● **Task to complete**
Search the listing for "Windows" and copy every line where it appears.
────────────────────────────────────────
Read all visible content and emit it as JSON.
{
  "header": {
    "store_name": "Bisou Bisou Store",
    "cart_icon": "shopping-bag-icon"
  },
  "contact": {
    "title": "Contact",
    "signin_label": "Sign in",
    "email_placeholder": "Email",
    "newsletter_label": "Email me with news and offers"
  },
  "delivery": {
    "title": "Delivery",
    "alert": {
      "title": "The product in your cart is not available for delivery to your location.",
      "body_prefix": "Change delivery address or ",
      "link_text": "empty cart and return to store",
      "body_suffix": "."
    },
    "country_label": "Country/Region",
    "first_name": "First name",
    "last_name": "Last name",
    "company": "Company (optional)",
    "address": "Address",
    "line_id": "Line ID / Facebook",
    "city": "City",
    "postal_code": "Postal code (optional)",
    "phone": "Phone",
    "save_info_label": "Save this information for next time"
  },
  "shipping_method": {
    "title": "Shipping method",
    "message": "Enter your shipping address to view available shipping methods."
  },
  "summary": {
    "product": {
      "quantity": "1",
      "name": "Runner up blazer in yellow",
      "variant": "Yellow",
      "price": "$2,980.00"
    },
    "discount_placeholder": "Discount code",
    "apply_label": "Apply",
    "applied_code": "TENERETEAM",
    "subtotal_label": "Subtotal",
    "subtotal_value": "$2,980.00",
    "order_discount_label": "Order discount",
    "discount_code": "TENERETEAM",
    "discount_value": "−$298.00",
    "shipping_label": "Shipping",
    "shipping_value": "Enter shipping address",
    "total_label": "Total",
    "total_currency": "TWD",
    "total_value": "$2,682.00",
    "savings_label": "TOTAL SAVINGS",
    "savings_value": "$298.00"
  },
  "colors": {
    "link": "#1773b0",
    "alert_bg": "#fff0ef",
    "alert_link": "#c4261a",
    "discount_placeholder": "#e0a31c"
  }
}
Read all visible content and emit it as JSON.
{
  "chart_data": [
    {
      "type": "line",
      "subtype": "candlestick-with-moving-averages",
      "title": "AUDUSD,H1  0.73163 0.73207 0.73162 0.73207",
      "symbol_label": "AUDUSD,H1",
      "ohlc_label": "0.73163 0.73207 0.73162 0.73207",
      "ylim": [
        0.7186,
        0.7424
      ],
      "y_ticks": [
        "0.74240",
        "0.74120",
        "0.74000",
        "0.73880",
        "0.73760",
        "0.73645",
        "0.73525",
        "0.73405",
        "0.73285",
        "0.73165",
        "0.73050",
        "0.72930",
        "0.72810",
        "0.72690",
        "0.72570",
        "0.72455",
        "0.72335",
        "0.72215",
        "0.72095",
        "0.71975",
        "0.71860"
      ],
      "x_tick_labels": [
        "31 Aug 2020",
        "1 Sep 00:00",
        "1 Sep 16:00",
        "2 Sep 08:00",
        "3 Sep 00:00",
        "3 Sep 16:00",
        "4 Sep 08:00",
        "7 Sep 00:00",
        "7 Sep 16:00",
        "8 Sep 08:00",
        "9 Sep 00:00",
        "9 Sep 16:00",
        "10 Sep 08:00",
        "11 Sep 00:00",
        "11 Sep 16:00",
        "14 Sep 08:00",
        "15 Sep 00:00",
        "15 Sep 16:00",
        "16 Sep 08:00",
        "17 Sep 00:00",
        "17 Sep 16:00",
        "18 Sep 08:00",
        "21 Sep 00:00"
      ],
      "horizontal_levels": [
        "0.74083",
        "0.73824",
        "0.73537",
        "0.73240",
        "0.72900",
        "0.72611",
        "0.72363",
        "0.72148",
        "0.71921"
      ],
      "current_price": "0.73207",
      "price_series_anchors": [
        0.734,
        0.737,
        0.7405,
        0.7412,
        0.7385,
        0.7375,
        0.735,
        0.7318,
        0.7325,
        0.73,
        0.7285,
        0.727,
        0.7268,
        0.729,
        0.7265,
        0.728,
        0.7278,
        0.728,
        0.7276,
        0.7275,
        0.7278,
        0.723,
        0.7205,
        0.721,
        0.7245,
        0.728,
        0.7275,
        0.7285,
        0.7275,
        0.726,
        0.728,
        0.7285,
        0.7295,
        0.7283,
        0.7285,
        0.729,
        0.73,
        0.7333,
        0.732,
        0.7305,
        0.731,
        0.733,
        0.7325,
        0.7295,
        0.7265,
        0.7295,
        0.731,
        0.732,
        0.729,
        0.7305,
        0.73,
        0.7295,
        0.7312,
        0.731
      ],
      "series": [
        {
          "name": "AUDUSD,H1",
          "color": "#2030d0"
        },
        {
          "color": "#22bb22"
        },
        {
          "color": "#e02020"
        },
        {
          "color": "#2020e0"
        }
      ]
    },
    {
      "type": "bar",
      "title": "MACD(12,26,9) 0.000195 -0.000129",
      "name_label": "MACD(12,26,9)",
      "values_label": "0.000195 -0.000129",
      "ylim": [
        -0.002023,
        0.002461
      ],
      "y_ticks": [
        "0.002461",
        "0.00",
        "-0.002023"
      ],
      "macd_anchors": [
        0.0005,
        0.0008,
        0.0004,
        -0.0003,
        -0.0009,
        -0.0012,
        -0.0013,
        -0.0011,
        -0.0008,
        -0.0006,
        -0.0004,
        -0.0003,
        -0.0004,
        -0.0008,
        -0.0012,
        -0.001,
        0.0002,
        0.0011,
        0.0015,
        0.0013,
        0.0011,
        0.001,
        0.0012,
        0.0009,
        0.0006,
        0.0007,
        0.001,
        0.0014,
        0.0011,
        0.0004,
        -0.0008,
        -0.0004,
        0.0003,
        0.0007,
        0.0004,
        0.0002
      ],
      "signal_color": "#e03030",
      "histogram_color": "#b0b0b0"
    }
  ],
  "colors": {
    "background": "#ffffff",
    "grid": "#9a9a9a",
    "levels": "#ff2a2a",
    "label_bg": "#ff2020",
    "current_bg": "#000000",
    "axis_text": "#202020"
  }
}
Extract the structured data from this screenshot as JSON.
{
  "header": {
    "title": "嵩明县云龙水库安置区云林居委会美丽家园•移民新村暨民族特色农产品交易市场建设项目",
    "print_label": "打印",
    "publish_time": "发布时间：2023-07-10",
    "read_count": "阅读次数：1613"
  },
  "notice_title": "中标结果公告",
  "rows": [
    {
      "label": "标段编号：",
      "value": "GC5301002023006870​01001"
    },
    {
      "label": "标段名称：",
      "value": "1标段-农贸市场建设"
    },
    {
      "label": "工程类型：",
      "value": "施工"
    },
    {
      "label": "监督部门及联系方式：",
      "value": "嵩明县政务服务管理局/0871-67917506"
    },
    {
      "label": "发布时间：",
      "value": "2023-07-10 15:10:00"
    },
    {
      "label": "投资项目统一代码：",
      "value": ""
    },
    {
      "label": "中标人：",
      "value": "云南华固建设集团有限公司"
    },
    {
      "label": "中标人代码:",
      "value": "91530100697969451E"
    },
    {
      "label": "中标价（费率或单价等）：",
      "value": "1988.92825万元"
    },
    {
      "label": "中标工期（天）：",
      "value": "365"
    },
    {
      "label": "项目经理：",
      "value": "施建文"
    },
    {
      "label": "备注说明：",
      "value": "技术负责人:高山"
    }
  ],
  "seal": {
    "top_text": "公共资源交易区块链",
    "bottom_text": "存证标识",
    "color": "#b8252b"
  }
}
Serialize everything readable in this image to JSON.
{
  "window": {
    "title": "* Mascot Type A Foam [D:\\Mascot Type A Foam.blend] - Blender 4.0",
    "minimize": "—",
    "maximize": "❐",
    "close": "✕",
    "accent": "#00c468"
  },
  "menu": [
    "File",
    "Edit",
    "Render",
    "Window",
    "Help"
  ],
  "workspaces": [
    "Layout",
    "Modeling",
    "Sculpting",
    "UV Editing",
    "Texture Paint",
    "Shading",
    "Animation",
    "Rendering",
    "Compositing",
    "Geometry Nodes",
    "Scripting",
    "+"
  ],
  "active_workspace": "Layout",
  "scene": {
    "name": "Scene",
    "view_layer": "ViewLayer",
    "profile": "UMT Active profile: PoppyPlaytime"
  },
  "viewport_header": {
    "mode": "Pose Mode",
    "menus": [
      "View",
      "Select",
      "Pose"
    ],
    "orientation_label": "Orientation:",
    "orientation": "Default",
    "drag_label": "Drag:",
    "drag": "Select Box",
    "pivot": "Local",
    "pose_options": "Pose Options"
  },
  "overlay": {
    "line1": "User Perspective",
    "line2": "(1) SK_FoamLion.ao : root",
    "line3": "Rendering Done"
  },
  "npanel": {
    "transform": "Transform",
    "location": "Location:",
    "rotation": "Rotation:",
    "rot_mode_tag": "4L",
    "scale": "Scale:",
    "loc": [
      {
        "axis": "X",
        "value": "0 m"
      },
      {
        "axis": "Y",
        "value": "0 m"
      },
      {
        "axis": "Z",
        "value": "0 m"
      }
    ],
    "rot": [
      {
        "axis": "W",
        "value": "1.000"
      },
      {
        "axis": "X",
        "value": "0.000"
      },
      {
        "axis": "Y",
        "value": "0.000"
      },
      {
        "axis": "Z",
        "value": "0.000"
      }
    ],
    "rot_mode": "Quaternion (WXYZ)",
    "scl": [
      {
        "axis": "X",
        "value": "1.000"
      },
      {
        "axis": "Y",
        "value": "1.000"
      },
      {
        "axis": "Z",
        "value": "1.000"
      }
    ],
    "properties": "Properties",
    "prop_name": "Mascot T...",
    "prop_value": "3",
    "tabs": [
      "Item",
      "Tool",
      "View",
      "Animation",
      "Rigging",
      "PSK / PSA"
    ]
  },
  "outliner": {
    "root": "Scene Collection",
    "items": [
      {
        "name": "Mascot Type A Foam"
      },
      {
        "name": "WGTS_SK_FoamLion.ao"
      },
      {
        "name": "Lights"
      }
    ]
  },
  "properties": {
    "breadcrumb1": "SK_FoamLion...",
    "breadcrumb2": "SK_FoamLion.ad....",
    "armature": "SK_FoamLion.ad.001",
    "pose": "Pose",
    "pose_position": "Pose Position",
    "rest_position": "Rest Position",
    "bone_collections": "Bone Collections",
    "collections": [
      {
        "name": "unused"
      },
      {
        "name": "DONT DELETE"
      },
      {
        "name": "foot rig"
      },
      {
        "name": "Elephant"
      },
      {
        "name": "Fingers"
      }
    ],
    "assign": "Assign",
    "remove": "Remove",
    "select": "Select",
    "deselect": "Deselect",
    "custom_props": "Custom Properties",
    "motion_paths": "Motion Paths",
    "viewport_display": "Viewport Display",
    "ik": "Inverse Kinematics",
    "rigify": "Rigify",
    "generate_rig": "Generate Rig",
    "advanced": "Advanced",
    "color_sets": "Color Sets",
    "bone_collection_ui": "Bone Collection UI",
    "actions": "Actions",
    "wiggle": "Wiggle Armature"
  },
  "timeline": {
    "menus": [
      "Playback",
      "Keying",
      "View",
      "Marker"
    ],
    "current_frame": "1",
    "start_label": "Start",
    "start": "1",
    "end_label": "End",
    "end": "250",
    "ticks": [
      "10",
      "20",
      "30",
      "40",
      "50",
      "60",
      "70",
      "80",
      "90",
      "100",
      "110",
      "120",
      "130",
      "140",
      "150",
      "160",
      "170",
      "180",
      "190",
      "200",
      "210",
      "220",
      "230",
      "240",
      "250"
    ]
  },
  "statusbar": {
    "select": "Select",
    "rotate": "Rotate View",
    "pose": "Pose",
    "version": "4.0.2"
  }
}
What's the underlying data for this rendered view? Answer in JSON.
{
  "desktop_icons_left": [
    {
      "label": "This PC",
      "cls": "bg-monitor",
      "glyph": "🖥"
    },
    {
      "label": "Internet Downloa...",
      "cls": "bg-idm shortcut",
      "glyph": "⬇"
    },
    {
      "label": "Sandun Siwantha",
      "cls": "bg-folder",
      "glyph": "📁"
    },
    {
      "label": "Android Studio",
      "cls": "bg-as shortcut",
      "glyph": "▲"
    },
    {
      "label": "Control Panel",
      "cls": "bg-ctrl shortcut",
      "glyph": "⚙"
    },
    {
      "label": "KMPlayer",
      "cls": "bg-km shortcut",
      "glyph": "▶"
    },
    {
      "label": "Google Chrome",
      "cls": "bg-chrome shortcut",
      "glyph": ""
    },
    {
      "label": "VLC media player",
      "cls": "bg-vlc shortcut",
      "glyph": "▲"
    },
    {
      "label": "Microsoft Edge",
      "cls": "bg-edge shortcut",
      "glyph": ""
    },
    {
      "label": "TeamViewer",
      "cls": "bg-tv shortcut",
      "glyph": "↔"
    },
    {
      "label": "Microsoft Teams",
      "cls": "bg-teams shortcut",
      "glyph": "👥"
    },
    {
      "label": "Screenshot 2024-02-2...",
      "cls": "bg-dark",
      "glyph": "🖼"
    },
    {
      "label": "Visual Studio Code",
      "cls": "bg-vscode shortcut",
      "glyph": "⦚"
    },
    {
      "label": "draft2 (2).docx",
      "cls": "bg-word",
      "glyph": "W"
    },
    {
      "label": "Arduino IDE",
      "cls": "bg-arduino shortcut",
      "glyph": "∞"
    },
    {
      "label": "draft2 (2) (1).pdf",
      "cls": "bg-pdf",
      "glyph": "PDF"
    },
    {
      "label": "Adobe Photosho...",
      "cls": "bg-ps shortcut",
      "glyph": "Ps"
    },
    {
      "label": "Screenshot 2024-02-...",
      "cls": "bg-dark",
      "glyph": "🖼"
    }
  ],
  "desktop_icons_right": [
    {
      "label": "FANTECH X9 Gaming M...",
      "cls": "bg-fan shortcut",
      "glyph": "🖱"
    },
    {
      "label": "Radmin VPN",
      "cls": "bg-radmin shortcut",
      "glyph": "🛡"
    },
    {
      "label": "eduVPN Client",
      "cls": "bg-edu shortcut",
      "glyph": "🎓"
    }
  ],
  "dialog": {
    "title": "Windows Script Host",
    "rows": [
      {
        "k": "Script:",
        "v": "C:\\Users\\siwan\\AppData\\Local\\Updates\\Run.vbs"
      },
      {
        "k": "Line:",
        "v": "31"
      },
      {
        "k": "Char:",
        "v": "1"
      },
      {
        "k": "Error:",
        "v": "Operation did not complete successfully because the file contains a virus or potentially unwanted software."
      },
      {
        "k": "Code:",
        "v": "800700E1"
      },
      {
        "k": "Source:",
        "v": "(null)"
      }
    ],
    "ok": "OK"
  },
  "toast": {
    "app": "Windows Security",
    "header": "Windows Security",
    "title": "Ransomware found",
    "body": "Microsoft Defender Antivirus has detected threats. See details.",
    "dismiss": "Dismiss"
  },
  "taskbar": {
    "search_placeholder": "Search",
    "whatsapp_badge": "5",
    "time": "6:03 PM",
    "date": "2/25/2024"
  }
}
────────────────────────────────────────
● **Task response**
    "title": "Windows Script Host",
    "app": "Windows Security",
    "header": "Windows Security",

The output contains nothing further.